Released in 1998, the Game Boy camera was perhaps the first digital camera many young hackers got their hands on. Around the time Sony Mavica cameras were shoving VGA resolution pictures onto floppy drives, the Game Boy camera was snapping 256×224 resolution pictures and displaying them on a 190×144 resolution display. The picture quality was terrible, but [Roland Meertens] recently had an idea. Why not use neural networks to turn these Game Boy Camera pictures into photorealistic images?
Neural networks, deep learning, machine learning, or whatever other buzzwords we’re using require training data. In this case, the training data would be a picture from a Game Boy Camera and a full-color, high-resolution image of the same scene. This dataset obviously does not exist so [Roland] took a few close up head shots of celebrities and reduced the color to four shades of gray.
For the deep machine artificial neural learning part of this experiment, [Roland] turned to a few papers on converting photographs to sketches and back again, real-time style transfer. After some work, this neural network turned the test data back into images reasonably similar to the original images. This is what you would expect from a trained neural network, but [Roland] also sent a few pics from the Game Boy Camera through this deep machine artificial learning minsky. These images turned out surprisingly well – a bit washed out, but nearly lomographic in character.
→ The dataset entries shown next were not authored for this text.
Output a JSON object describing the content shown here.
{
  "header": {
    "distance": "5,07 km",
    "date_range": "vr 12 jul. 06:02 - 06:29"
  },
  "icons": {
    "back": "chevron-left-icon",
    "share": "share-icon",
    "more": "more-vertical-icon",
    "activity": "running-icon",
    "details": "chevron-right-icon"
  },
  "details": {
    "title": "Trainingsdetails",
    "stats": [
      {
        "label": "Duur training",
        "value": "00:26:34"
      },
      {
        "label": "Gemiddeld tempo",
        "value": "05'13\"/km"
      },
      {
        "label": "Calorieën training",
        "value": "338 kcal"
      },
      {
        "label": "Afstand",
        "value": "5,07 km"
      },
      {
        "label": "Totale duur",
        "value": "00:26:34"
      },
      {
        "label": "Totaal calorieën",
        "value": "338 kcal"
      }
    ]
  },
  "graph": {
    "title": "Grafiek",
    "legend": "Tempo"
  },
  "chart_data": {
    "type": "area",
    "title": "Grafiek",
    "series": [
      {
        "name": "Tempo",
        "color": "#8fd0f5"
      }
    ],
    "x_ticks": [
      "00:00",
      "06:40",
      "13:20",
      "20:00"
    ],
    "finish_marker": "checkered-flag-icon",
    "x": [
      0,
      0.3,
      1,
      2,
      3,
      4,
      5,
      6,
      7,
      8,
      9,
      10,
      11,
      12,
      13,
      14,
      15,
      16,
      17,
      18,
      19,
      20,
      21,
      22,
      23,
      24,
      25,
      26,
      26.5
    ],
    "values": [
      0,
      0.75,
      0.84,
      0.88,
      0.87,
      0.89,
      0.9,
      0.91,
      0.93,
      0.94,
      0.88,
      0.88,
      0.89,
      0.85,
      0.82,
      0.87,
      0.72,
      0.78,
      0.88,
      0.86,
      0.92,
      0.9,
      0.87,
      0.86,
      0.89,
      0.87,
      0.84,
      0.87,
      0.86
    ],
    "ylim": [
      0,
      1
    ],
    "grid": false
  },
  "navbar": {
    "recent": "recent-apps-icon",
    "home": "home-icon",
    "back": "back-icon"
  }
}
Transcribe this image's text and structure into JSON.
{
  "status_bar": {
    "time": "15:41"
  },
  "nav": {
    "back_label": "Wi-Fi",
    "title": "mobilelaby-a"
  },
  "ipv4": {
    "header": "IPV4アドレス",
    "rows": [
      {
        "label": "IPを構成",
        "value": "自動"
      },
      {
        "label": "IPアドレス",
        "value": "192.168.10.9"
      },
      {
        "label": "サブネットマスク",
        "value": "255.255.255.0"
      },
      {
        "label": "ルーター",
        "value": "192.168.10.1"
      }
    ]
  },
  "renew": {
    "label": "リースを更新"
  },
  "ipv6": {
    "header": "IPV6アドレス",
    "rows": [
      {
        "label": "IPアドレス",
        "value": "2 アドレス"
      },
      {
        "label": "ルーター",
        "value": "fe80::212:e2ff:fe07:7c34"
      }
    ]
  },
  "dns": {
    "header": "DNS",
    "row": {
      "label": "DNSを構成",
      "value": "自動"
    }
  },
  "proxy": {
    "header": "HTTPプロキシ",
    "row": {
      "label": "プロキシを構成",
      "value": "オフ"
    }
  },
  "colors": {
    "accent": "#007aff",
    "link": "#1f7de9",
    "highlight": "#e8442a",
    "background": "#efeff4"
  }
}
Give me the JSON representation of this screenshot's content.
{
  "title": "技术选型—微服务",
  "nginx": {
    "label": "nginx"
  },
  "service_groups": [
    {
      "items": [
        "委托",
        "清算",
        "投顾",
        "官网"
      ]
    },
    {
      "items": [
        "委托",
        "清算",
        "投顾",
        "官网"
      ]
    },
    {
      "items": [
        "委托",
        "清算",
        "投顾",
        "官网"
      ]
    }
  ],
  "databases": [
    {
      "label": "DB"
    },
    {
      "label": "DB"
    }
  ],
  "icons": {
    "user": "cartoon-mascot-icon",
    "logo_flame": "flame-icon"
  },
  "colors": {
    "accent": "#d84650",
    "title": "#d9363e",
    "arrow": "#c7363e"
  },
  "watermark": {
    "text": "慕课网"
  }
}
There’s something magical and nostalgic about extremely low resolution in this era of mega-megapixels on every cell phone. And the Game Boy’s big bulbous camera module just looks so cool. [Robson Couto] didn’t stop at simply using the camera — that’s been done before — but actually reversed the card’s protocol so that he could leave it entirely intact. As you can see from the banner image, it was a success.
[Robson] could read one bank of memory, but not any of the others. It turns out that the camera pack uses a clock signal that not many other cards use. It took [Robson] some serious work — a lot of it false starts and dead ends — to get this particular part working.
[Furrtek] is a person of odd pursuits, which mainly involve making old pieces of technology do strange things. That makes him a hero to us, and his latest project elevates this status: he built a device that turns the Nintendo Gameboy camera cartridge into a camcorder. His device replaces the Gameboy, capturing the images from the camera, displaying them on the screen and saving them to a micro SD card.
Before you throw out your cellphone or your 4K camcorder, bear in mind that the captured video is monochrome (with only 4 levels between white and black), at a resolution of 128 by 112 pixels and at about 14 frames per second. Sound is captured at 8192Hz, producing the same buzzy, grainy sound that the Gameboy is famous for. Although it isn’t particularly practical, [Furrtek]s build is extremely impressive, built around an NXP LPC1343 ARM Cortex-M3 MCU processor. This processor repeatedly requests an image from the camera, receives the image and then collects the images and sound together to form the video and save it to the micro SD card. As always, [Furrtek] has made all of the source code and other files available for anyone who wants to try it out.
One of the first popular mass-produced digital cameras was the Game Boy camera, a terrible black and white image sensor stuck inside a highly modified Game Boy cartridge. With a Game Boy, the camera, and the Game Boy printer, it was able to produce low-resolution but still surprisingly usable images. Combine all these parts together with the best of hacker art from [vtol] and what do you get? The Game Boy Instant Photo Gun.
There aren’t many details for this build, but it looks like this is an uncased Game Boy Brick, a Game Boy camera, and Game Boy Printer assembled into something that looks dangerous and won’t get past a TSA checkpoint. That might be fixed by repurposing an old NES zapper.